To implement fair buffer sharing, the PF-WRED mechanism is preferably configured such that it is effectively disabled, as is done for complete buffer sharing. The BR parameter in all the flows should typically be set to 0, so that all flows are considered to be using the global fair share pool.
The G-RED mechanism is preferably configured to perform tail drop when the remaining buffer space is equal to or less than the amount required to store a packet of maximum acceptable size.
Per Flow Buffer Reservation with Global Fair Share Pool
If buffer space is reserved for some flows and a global fair share pool (GFSP) is also implemented, then any one of the following three conditions may be true for a given flow:
Case 1) The flow has reserved buffer space but is not allowed to use the fair share pool.

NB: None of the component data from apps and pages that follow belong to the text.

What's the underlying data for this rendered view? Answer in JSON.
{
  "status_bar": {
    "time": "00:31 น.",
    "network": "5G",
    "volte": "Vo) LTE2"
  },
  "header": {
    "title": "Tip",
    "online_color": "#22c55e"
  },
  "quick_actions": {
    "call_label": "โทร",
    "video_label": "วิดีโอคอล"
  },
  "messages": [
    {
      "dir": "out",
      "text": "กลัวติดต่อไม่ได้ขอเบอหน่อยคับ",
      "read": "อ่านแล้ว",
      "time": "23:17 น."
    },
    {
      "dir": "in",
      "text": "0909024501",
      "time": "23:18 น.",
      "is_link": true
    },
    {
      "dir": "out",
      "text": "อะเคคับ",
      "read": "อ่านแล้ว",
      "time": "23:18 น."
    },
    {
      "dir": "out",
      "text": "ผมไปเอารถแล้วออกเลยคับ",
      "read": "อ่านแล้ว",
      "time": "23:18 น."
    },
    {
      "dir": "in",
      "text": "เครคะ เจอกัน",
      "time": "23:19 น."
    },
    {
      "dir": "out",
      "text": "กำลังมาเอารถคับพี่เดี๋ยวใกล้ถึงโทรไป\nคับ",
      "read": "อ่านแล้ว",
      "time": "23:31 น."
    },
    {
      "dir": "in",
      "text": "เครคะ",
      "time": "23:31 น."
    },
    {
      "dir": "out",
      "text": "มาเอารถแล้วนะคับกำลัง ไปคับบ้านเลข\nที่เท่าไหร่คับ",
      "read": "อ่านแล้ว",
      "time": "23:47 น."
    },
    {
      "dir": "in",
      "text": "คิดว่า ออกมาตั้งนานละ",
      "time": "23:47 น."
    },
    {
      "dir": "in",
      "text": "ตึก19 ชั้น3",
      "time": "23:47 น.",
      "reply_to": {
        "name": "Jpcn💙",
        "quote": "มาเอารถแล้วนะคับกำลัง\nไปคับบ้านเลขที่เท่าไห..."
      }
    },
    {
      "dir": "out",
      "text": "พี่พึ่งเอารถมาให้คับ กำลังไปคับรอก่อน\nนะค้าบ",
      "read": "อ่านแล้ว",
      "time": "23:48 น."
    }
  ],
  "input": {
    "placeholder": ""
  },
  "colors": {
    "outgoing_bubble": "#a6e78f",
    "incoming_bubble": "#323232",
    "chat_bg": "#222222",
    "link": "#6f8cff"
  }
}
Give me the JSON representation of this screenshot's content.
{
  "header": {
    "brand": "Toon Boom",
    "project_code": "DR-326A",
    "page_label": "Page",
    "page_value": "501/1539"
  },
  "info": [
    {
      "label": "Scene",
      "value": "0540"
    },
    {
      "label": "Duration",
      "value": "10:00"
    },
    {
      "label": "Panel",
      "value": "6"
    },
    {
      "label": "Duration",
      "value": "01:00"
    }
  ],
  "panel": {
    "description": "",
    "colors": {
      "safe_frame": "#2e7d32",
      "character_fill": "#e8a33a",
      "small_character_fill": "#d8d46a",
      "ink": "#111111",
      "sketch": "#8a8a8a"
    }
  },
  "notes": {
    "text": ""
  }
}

Case 2) The flow has reserved buffer space and is also allowed to use the fair share pool.
Case 3) The flow has no reserved buffer space, and uses the fair share pool only.
For a flow intended to use reserved buffer space only (case 1), the PF-WRED profile assigned to that flow is preferably configured to drop packets when the buffer occupancy of that flow reaches the reserved space less the amount of memory required to store a packet of maximum acceptable size. The flow's BR parameter can be set to the amount of its reserved space. This will typically ensure that the flow will not be considered as one that uses the fair share pool.
For a flow intended to use both a reserved buffer space and the fair share pool (case 2), the PF-WRED profile assigned to that flow is preferably configured to prevent packet dropping. The BR parameter for this flow is preferably set to the amount of its reserved buffer space.
For a flow intended to use the fair share pool only, the PF-WRED profile assigned to that flow is preferably configured to prevent packet dropping. The BR parameter for this flow is preferably set zero so that the flow is always considered to be using the fair share pool.
In implementing per-flow buffer reservation with GFSP, the G-RED mechanism is preferably configured for tail drop when remaining buffer space is equal to or less than the amount required to store a packet of maximum acceptable size. If flows have no reserved buffer space, then the size of the shared buffer must be at least as large as the maximum system packet size limit.
Although the present invention has been particularly described with reference to embodiments thereof, it should be readily apparent to those of ordinary skill in the art that changes and modifications in the form and details thereof may be made without departing from the spirit and scope of the invention. For example, those skilled in the art will understand that variations can be made in the number and arrangement of components illustrated in the above block diagrams. It is intended that the appended claims include such changes and modifications.